Outsourcing frees up time for your management team to focus on growing the business through marketing, operations, networking, and relationship building. In addition, lower-level accounting staff with extra bandwidth can be assigned to work in other areas that could use more manpower, such as procurement or customer service. This can translate to better service, increased customer satisfaction, and higher profits. Moreover, you will not have to worry about critical accounting employees calling in sick, using leave, quitting, or otherwise leaving a gap.

6. Enhanced Decision Making

External accountants who work with multiple clients across industries obtain a higher level of business intelligence than those who have worked solely for one company. You can leverage this expertise to make better, more timely business decisions. Plus, outsourcing firms usually can answer your questions and provide analytics faster than in-house staff that have fewer resources available to them.

7. Reduced Exposure to Compliance Risk

In-house accounting staff typically have their hands full keeping up with the day-to-day tasks, such as journal entries, invoicing, bill payment, and account reconciliations. They often find it difficult to stay on top of the latest tax, accounting, and regulatory requirements. Inadvertent mistakes can leave your company vulnerable to legal judgments, penalties, fines, and unwelcome media attention. Outsourcing firms, on the other hand, closely monitor such developments and promptly respond by adjusting their processes and procedures.
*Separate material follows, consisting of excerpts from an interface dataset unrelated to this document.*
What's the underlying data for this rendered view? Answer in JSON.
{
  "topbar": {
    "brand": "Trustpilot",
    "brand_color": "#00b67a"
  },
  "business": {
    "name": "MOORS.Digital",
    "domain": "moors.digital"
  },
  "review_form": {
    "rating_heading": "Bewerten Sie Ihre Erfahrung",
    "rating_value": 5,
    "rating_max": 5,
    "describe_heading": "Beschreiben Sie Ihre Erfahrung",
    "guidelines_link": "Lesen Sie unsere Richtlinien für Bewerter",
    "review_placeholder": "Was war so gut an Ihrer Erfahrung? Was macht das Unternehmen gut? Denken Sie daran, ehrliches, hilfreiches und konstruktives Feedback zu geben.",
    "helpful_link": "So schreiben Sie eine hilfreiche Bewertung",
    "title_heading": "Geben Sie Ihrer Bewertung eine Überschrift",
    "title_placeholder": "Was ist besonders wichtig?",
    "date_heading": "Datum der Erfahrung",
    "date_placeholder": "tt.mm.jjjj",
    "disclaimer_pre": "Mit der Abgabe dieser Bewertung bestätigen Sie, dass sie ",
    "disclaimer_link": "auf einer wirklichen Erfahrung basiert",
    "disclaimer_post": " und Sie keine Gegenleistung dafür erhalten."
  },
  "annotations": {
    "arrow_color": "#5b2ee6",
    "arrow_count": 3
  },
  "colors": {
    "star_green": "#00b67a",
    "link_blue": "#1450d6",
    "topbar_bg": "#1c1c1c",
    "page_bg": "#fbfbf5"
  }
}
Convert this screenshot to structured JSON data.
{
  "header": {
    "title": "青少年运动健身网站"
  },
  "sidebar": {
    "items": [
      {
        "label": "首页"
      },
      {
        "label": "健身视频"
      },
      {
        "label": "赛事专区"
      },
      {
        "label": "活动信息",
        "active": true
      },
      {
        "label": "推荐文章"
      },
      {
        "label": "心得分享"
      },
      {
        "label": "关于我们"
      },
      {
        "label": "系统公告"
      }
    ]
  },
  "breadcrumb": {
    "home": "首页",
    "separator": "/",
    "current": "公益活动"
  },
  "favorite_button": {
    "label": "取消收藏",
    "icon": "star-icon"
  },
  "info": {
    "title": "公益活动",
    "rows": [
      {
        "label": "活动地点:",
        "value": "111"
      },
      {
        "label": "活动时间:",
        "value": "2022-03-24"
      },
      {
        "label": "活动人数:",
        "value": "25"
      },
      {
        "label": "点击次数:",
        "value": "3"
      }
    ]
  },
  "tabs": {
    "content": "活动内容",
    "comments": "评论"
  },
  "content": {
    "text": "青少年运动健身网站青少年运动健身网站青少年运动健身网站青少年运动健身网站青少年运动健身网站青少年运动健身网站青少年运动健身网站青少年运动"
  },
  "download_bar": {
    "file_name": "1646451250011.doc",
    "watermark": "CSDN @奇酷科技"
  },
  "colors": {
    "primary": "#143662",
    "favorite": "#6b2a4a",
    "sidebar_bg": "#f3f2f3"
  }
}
8. Improved Fraud Prevention and Detection

The Association of Certified Fraud Examiners estimates that organizations lose 5% of their revenue to employee fraud every year — and 12% of frauds occur in the accounting department. Financial reporting scams are the least common type of fraud, but also the costliest, with a median loss of nearly $600,000, compared to roughly $100,000 for asset misappropriation schemes.

Using external accountants who are not in a position to profit from financial misstatement cuts your risk of the fraud by company insiders. External accountants also are more likely than employees to immediately flag objectively suspicious activity, and they may have fewer opportunities to collude with others to commit fraud.

Accurate, Timely Financial Reporting Is Critical

Accounting is not necessarily the most glamorous part of running a successful business, but it is essential. We have an entire team dedicated to serving the accounting needs of small businesses, nonprofit organizations, and families. We offer a broad range of services to meet our clients’ varied needs. Contact us to find out if we’re the right fit for you.


Contact Us

© Copyright 2023 Thomson Reuters. 

Disclaimer of Liability
Our firm provides the information in this article for general guidance only, and does not constitute the provision of legal advice, tax advice, accounting services, investment advice or professional consulting of any kind. The information provided herein should not be used as a substitute for consultation with professional tax, accounting, legal or other competent advisors. Before making any decision or taking any action, you should consult a professional advisor who has been provided with all pertinent facts relevant to your particular situation. Tax articles in this blog are not intended to be used, and cannot be used by any taxpayer, for the purpose of avoiding accuracy-related penalties that may be imposed on the taxpayer. The information is provided “as is,” with no assurance or guarantee of completeness, accuracy or timeliness of the information, and without warranty of any kind, express or implied, including but not limited to warranties of performance, merchantability and fitness for a particular purpose.




Nonprofit Insights


Valuation Report